During a visit to the Svalbard archipelago this summer I got the chance to visit the former mining town Pyramiden, which provides an interesting example of sustainability challenges to single industry towns. The settlement was found in the 1920s by Swedish miners and sold to the Soviet Union in 1927. Built to solely serve coal extraction, the settlement got evacuated in 1998 after the Russian government acknowledged this endeavor was no longer economically viable. On very small scale and after years without economic activities, today the settlement experiences first efforts for revitalization.
A single industry town
During its peak, Pyramiden was inhabited by over 1000 people. The settlement was found in order to extract coal. During Soviet times, the town had all the amenities that can make city life pleasant: A hospital, sports hall, swimming pool, culture center, kindergarten, school, canteen, etc. For the people who worked in Pyramiden, all these services were available free of charge. This on top of a salary which was approximately 7 times more than the Soviet average attracted many people from the mainland to work there. Some supplies, such as bricks or vegetables, were produced locally. Most other supplies were shipped in from Barentsburg, another Russian settlement on the Svalbard archipelago.
After the coal extraction was no longer profitable the decision was made to close down the settlement. In some online sources the settlement is regarded as abandoned. A local tourist guide, however, rejected this notion and explains that Pyramiden can be considered to be in a state of conservation. Nowadays there are two to three employees present in Pyramiden all year around, in order to carry out basic maintenance tasks. Unfortunately there has been a period when no one took care of the settlement: Vandalism and theft lead to significant damage and untidiness within the buildings.
Development of tourism: attempted revival?

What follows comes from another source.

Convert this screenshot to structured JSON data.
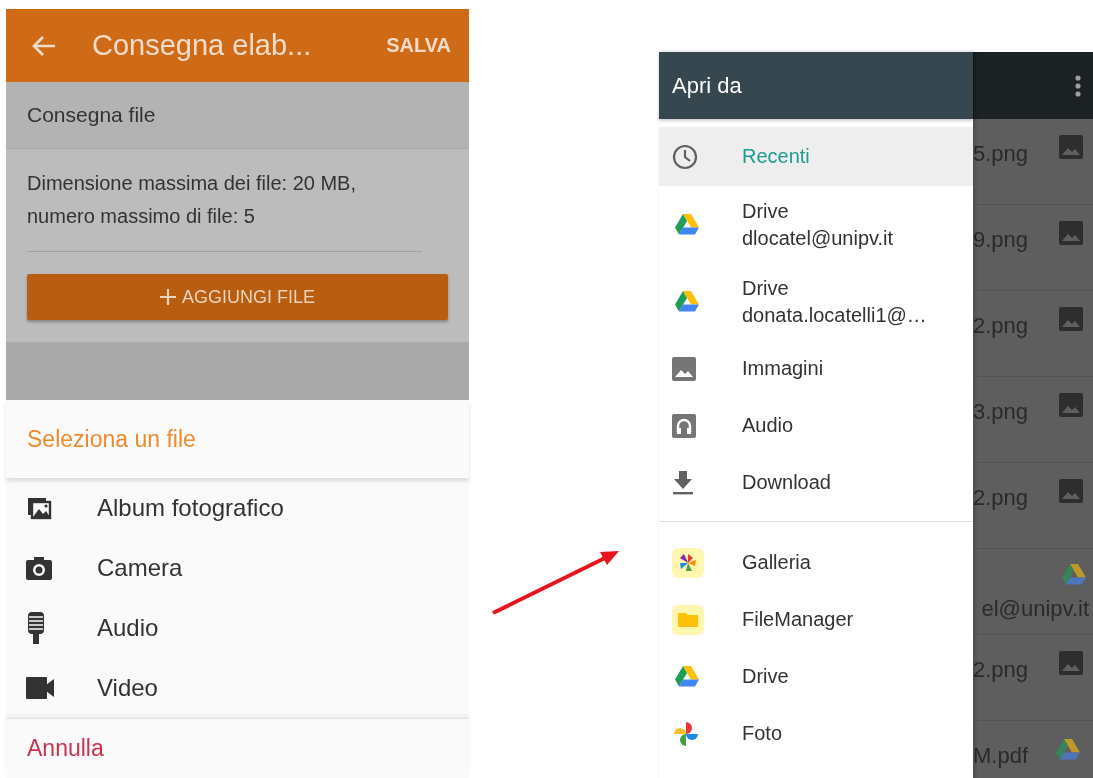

Reestablishing maintenance started about 10 years ago. Besides the maintenance workers currently there are also five to seven people in Pyramiden working related to tourism. Recently the old hotel Tulip got renovated and re-opened. Yet, tourism is still a young and underdeveloped undertaking in Pyramiden. But tourism certainly has potential to develop a local economy: Also Longyaerbyen, the biggest settlement on the archipelago and which is governed by Norwegian authorities, lost its mining business after becoming unprofitable. However, also thanks to the advantage of having an airport in town, tourism development started much earlier. Today cruise ships with over 4000 passengers, which is double the population of Longyearbyen, land several times a year in the small harbor. Tourism on the Svalbard archipelago is clearly booming, and Pyramiden is situated in a beautiful location. Yet, at least for the moment it seems unlikely that this new economic endeavor will bring back Pyramiden to its former glory anytime soon. But looking at the history and development of Pyramiden shows clearly how difficult it can be for a single industry town, and in the absence of a diversified economy, to be managed sustainable.
This blog post was originally written for my private blog. More pictures can be found here